WHAT THIS TASK INVOLVES – Look through the data and write out every line with the word "JSON" in it.

RECORDS SUPPLIED –
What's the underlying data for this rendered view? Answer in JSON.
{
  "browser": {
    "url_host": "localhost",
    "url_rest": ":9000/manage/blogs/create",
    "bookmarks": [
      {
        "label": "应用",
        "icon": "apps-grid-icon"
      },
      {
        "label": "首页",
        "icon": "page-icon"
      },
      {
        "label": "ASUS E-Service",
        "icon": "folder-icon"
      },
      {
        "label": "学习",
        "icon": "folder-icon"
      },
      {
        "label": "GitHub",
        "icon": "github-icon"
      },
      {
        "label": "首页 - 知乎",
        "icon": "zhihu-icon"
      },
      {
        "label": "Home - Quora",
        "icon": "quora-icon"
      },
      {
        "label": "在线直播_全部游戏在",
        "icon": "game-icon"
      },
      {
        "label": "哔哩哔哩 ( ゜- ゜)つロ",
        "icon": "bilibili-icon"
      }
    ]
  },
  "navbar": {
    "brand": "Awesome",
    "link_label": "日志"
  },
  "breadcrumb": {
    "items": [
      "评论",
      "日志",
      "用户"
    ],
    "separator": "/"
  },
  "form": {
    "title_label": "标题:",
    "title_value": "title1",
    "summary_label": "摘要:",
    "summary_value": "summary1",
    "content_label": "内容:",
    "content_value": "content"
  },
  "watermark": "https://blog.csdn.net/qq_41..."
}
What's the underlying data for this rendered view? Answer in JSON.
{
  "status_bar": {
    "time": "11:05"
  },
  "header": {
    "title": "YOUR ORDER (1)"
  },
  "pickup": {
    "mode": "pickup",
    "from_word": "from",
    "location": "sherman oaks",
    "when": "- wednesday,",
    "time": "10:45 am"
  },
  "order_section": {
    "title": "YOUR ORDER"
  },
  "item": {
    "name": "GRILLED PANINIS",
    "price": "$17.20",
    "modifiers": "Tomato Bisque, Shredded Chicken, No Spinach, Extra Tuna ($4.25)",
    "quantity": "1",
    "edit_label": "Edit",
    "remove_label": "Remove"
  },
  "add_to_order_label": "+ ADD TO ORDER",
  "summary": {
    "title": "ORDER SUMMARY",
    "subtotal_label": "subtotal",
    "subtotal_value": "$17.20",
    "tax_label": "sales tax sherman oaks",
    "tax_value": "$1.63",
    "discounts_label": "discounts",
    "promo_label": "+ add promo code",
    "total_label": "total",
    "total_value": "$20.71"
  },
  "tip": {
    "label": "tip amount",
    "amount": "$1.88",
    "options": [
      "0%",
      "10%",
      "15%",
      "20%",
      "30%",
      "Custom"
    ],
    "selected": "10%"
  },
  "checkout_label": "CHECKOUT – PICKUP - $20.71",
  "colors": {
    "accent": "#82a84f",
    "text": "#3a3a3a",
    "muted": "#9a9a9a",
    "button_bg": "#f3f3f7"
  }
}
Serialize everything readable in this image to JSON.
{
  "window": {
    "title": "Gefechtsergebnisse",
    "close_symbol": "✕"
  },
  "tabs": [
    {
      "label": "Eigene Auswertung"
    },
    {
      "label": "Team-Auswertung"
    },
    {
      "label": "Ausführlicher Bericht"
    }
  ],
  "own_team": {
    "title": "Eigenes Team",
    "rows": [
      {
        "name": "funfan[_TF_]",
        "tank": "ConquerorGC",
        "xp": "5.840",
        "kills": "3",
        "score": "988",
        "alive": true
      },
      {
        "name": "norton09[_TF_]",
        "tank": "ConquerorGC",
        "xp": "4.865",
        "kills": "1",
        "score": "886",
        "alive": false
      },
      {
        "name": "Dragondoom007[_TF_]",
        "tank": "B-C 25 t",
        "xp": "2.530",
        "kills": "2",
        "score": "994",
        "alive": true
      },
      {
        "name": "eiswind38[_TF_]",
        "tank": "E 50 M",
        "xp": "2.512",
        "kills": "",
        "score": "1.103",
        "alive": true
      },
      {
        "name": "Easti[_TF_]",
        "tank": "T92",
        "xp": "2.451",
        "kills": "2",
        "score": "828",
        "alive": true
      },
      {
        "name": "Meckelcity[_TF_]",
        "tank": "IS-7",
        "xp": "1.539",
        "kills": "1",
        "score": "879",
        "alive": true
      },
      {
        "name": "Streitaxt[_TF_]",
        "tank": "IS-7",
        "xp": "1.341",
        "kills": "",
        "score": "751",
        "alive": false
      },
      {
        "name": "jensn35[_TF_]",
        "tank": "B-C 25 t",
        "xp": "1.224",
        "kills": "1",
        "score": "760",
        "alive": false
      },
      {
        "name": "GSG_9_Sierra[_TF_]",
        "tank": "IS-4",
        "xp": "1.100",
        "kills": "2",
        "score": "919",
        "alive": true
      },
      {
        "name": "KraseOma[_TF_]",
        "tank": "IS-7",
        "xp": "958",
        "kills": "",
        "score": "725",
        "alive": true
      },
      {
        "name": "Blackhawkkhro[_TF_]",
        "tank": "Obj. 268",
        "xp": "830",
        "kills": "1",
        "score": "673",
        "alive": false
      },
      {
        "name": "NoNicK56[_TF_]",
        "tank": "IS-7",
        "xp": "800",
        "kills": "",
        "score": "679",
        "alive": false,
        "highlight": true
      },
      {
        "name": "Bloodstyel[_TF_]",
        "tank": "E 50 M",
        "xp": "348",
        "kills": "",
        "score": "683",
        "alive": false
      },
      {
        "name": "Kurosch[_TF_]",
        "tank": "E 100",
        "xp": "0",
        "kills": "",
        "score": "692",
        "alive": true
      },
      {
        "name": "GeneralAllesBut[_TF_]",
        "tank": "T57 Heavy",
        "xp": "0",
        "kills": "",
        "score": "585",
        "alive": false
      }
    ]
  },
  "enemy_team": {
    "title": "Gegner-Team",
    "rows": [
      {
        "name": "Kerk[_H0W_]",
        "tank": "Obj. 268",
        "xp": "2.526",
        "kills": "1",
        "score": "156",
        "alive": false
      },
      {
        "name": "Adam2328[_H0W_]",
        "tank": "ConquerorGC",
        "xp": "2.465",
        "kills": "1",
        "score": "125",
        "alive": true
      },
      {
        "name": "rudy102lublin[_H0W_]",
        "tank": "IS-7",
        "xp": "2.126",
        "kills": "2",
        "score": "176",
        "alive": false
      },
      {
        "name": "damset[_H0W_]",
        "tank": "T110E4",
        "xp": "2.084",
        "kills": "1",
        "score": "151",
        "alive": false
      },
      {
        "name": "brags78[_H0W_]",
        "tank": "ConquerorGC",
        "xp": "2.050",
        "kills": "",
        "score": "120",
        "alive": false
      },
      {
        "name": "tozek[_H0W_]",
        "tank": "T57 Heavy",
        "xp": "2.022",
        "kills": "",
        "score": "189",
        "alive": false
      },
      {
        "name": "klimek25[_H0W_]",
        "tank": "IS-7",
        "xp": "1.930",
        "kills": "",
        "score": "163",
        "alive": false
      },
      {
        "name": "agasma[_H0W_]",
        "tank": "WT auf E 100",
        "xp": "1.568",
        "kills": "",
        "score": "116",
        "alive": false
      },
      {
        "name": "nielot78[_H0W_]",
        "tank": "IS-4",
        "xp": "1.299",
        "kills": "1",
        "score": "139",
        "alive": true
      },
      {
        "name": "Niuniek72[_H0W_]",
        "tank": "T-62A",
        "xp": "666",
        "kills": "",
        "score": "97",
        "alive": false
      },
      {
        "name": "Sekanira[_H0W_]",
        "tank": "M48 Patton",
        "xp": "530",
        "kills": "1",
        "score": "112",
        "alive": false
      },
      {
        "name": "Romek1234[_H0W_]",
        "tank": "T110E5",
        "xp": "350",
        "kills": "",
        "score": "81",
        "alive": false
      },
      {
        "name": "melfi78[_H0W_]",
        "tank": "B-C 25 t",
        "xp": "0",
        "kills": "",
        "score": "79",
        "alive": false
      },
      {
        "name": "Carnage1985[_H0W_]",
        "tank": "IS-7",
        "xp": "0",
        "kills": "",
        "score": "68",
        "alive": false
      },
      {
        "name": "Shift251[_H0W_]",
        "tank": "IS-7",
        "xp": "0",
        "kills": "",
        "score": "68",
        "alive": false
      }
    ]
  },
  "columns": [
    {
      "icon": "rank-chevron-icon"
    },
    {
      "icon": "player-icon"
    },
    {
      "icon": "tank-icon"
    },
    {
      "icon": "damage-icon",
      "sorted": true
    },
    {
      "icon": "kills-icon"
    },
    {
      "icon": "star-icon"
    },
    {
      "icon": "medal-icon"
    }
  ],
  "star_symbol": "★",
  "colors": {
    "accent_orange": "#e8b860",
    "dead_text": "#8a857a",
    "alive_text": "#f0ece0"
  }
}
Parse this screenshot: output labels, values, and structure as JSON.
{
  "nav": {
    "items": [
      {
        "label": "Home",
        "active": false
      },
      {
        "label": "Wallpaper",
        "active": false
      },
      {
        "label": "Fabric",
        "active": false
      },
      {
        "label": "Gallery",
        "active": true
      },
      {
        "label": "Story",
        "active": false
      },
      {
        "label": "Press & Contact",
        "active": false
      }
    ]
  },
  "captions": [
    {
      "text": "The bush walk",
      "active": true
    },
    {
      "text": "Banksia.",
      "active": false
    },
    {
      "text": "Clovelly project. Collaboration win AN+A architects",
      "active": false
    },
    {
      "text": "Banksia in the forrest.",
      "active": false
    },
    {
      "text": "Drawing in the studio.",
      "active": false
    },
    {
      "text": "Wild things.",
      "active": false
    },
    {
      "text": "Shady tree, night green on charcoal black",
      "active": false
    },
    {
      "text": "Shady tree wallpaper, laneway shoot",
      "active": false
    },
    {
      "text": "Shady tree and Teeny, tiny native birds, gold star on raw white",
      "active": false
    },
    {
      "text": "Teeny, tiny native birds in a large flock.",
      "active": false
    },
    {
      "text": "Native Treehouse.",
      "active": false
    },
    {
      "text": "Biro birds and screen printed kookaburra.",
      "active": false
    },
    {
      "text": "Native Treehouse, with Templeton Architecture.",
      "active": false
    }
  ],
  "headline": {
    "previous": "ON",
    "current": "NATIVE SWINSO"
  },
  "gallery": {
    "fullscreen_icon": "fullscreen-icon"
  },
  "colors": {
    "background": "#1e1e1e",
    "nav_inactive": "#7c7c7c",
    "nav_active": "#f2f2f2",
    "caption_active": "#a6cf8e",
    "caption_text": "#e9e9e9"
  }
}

SOLUTION TO THE EXERCISE –
What's the underlying data for this rendered view? Answer in JSON.
What's the underlying data for this rendered view? Answer in JSON.
Serialize everything readable in this image to JSON.
Parse this screenshot: output labels, values, and structure as JSON.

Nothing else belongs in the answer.